Church renovation
Image Rightmove

Many non-conformist chapels, such as Methodist chapels are also perfect renovation opportunities and they are to be found on the market with bespoke interiors. Smaller than Anglican churches, often these chapels are a better option as a single house. Rectangular shaped for the manner of preaching that was done within them and now a large space for open plan living. Unique exteriors and grand entrances creating the wow factor, sympathetically fitted with fixtures and fittings making the most of the building's heritage.
Methodist chapel
Image from Rightmove

I once had a look around a converted chapel with Sunday school attached which was on the market, a Grade II listed building retaining many of the original features. Such a clever conversion that whilst being a modern home on the inside, you could still clearly feel that you were in a historic building. Back then I wasn't into churches and I admit that I thought it might be a little creepy - oh how things change!

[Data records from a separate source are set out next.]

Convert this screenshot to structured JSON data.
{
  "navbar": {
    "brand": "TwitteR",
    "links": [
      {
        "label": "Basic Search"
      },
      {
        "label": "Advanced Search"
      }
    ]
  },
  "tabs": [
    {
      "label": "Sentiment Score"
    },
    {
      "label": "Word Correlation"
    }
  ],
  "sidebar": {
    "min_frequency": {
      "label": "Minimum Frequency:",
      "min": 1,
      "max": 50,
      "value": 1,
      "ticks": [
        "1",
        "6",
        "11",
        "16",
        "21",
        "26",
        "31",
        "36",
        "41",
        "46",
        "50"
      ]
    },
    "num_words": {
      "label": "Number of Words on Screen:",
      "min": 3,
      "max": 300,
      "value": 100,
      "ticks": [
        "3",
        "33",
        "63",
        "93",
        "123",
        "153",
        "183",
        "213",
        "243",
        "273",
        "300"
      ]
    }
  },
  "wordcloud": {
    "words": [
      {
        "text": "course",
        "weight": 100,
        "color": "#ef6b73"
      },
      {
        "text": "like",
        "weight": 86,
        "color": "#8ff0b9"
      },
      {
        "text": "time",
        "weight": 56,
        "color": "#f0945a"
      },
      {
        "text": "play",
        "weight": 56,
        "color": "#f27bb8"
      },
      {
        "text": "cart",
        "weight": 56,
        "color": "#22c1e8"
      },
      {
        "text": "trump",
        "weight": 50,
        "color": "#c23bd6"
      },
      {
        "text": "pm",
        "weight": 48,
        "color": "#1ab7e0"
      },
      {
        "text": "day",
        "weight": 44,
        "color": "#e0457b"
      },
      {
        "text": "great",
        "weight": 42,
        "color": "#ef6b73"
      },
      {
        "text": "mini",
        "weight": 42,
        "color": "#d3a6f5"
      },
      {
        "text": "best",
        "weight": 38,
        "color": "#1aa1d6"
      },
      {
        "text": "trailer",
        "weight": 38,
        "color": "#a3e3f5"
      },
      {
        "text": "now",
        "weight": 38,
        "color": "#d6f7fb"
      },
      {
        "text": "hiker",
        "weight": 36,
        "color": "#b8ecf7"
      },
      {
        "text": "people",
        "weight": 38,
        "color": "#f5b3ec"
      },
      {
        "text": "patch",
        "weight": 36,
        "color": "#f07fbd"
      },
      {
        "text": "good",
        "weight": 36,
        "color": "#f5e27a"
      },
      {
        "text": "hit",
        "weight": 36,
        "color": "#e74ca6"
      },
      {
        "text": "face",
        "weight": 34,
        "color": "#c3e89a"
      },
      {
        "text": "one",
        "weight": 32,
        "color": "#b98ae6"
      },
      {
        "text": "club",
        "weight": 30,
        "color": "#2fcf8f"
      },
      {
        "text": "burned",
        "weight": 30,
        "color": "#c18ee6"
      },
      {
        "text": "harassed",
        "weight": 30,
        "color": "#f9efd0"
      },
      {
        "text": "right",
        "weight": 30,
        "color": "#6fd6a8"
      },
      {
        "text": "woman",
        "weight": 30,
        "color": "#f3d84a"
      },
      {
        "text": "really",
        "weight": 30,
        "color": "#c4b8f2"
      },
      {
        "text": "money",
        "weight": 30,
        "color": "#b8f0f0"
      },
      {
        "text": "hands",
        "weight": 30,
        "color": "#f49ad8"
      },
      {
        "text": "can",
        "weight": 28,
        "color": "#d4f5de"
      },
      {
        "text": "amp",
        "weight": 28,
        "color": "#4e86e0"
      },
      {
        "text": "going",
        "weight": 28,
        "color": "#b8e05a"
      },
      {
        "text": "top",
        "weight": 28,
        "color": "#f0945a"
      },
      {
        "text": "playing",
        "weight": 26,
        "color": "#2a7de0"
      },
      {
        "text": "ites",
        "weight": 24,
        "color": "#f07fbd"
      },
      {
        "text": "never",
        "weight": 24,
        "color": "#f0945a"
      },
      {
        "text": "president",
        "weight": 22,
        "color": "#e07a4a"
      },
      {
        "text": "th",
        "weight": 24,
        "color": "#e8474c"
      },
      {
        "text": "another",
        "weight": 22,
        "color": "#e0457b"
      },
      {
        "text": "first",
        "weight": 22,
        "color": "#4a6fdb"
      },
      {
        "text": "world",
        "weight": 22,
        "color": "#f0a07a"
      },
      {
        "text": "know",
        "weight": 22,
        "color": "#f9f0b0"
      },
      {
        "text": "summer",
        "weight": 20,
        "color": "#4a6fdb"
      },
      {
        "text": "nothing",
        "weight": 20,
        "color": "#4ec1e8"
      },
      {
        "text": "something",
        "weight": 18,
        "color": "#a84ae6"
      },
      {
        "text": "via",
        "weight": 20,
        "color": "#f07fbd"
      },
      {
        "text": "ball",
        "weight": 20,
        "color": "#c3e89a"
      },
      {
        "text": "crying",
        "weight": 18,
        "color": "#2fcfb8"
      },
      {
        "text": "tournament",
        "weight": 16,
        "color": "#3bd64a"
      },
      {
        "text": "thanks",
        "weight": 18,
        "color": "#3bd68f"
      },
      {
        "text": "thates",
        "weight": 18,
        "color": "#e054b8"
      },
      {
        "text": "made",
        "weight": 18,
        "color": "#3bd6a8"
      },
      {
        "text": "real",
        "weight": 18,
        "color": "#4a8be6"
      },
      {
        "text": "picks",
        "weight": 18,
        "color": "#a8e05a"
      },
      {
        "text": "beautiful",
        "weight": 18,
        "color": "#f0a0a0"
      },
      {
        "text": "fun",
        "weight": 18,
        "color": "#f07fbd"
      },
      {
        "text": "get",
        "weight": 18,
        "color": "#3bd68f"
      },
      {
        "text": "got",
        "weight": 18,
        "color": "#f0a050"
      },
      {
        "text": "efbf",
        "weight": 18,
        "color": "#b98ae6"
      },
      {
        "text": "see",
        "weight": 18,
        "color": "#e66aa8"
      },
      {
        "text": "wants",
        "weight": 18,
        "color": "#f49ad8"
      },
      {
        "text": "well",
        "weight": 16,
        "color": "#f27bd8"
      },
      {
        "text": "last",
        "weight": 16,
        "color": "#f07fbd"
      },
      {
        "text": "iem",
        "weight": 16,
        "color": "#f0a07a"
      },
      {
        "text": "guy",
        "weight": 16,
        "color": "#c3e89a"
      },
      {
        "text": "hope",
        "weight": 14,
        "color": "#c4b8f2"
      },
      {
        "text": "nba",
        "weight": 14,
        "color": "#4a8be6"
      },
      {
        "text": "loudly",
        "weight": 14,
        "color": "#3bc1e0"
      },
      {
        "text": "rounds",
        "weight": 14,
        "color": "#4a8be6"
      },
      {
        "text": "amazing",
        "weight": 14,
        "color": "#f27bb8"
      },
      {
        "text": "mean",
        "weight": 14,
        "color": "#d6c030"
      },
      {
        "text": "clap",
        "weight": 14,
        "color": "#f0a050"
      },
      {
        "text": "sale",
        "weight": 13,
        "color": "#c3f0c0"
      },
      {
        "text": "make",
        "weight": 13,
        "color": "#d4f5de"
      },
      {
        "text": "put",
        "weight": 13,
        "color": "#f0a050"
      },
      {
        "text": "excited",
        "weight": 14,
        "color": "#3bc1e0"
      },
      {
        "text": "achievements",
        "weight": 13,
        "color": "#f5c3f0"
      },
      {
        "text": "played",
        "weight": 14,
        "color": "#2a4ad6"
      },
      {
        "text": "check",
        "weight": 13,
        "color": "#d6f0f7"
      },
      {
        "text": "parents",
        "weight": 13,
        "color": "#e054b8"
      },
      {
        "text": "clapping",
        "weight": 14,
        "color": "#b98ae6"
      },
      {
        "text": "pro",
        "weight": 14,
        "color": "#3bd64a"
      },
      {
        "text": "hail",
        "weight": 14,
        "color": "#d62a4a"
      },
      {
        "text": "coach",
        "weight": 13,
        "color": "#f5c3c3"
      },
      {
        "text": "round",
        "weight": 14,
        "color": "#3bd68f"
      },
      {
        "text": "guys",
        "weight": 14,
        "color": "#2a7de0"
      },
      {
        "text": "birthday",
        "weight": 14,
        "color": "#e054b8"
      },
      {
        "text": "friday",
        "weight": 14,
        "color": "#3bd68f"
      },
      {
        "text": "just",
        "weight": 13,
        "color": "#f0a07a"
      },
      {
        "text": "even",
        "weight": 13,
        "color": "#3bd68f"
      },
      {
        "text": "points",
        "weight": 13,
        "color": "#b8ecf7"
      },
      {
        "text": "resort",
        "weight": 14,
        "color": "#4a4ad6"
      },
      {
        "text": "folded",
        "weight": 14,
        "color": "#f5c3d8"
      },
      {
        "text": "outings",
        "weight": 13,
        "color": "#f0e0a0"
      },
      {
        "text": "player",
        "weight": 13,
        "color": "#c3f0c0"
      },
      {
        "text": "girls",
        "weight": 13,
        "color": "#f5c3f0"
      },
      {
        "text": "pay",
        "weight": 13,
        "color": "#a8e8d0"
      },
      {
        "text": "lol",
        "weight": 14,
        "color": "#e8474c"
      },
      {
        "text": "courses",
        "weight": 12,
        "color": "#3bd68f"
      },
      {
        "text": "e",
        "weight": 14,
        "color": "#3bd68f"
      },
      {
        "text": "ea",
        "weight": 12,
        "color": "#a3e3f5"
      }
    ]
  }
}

Living in a church would certainly be different and a commitment to take on board, consider the dimensions for heating and lighting, also to what degree you may make alterations. Friends often send me the details of churches they've seen for sale so you never know, it would be quite fitting for my studies.
Converted church bedroom
Image source Rightmove

*Collaborative Post